An 84-year-old West Kelowna woman is feeling the sting of losing $1,500 earlier this week to a scam well-known for targeting seniors.
On Tuesday, the woman received a phone call from a private number. A man claiming to be her grandson said he had been arrested for impaired driving and needed bail money so he could be released from jail.
He asked her to wire the money via Western Union to his lawyer Marcotte Gaetan so that he could take care of the arrangements. When the woman sent the money, the man even called back to say thank you.
Unfortunately, Marcotte Gaetan is a fictitious name and the man claiming to be her grandson was simply a fraud artist scamming her out of her money.
“Seniors are typically targeted by this scam, dubbed the grandparent scam, in order to prey on their benevolence,” said Kris Clark, RCMP spokesman, in a release issued Friday afternoon.

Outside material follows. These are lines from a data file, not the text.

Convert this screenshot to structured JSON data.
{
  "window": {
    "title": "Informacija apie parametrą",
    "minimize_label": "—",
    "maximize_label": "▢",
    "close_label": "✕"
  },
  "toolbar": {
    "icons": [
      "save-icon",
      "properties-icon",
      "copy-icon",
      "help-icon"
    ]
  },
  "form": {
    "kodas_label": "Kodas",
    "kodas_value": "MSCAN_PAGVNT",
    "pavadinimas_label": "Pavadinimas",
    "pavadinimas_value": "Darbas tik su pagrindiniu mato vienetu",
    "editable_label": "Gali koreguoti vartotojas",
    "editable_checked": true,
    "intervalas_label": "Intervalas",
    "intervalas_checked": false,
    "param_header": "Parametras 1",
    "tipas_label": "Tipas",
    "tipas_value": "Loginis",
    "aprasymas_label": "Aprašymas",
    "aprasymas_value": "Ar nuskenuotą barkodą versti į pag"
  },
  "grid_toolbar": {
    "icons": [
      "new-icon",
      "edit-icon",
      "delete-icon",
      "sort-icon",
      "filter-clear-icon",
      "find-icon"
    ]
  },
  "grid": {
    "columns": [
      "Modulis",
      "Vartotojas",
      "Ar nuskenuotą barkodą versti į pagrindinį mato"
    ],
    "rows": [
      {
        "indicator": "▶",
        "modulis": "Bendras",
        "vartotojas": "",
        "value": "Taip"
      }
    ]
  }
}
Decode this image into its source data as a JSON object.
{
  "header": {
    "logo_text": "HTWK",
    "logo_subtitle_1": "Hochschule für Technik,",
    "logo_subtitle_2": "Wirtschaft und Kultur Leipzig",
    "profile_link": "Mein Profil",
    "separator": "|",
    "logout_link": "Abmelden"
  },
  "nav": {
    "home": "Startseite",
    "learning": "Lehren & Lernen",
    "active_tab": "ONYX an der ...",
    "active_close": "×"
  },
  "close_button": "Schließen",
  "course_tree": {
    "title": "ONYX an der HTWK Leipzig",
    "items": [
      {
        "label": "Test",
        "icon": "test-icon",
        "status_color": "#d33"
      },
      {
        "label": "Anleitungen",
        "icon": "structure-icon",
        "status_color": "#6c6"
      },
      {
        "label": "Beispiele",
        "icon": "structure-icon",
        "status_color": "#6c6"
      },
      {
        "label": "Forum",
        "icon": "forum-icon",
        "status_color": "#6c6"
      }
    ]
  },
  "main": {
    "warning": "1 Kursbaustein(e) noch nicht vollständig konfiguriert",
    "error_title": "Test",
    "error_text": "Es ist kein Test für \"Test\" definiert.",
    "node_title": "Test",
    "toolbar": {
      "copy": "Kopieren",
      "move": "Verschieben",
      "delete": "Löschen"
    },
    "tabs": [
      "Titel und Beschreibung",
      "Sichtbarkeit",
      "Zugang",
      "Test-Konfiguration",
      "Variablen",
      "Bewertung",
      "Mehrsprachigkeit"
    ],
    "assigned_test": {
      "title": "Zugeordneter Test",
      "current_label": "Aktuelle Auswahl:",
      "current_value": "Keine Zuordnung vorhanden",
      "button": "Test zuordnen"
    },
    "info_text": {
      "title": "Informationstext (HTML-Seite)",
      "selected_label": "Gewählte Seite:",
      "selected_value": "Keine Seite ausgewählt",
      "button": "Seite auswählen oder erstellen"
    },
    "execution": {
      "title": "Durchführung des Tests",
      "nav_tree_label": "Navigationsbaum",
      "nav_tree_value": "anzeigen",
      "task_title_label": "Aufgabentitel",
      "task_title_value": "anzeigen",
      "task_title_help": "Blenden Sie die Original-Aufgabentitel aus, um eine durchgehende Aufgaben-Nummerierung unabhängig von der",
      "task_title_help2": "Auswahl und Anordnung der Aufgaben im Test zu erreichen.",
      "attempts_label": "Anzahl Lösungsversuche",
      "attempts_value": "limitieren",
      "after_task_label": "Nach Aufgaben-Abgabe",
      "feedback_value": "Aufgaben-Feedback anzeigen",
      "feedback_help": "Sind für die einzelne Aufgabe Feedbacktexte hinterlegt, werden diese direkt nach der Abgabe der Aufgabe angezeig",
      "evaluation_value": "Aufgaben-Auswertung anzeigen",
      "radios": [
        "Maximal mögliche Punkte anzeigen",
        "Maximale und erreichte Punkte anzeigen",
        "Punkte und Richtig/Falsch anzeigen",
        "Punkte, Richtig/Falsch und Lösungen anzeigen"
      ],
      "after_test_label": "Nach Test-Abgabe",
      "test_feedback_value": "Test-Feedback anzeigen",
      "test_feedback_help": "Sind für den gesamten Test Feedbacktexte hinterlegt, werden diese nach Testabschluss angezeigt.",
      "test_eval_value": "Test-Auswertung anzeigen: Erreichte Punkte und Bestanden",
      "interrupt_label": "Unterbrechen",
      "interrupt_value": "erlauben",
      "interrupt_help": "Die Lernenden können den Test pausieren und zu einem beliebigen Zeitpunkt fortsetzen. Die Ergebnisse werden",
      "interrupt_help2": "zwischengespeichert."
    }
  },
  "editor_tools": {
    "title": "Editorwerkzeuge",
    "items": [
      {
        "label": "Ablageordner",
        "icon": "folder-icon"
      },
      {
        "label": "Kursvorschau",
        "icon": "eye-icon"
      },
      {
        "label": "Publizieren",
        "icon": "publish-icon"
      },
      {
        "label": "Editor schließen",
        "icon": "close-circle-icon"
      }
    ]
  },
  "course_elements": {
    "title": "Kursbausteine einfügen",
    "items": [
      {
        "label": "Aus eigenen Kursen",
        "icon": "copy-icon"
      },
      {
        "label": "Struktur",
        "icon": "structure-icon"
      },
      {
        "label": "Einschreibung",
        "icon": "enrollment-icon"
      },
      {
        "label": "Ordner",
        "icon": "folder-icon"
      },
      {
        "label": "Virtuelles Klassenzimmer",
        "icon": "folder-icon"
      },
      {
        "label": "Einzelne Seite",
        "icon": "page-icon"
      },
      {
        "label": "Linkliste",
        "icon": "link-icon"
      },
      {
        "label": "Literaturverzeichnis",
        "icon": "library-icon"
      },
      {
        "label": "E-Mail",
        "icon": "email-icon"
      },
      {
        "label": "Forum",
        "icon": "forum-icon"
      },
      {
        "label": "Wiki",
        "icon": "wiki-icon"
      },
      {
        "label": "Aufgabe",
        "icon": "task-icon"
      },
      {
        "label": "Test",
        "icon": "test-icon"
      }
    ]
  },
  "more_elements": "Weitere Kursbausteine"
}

Police are asking that the public ask a few simple questions to identify possible cons such as this one. They ask individuals to question:
S-Safety. If you give in to one of these facades, would you be worse off for having done it?
C-Credibility. Does the person who is trying to convince you have any credibility that can be verified?
A-Aggressiveness. Is the scammer using an aggressive tactic, or language, that requires an immediate or imperative response?
M-Motivation. Is their motive to deprive you of money or assets (banking information), with a promise of greater reward?
Police suggest that if it is a phone call, one should hang up before becoming a victim or, If a letter, throw it away. In person, one should kindly tell the person one is not interested and turn the person away.
For more information on frauds or to report, please go to www.antifraudcentre.ca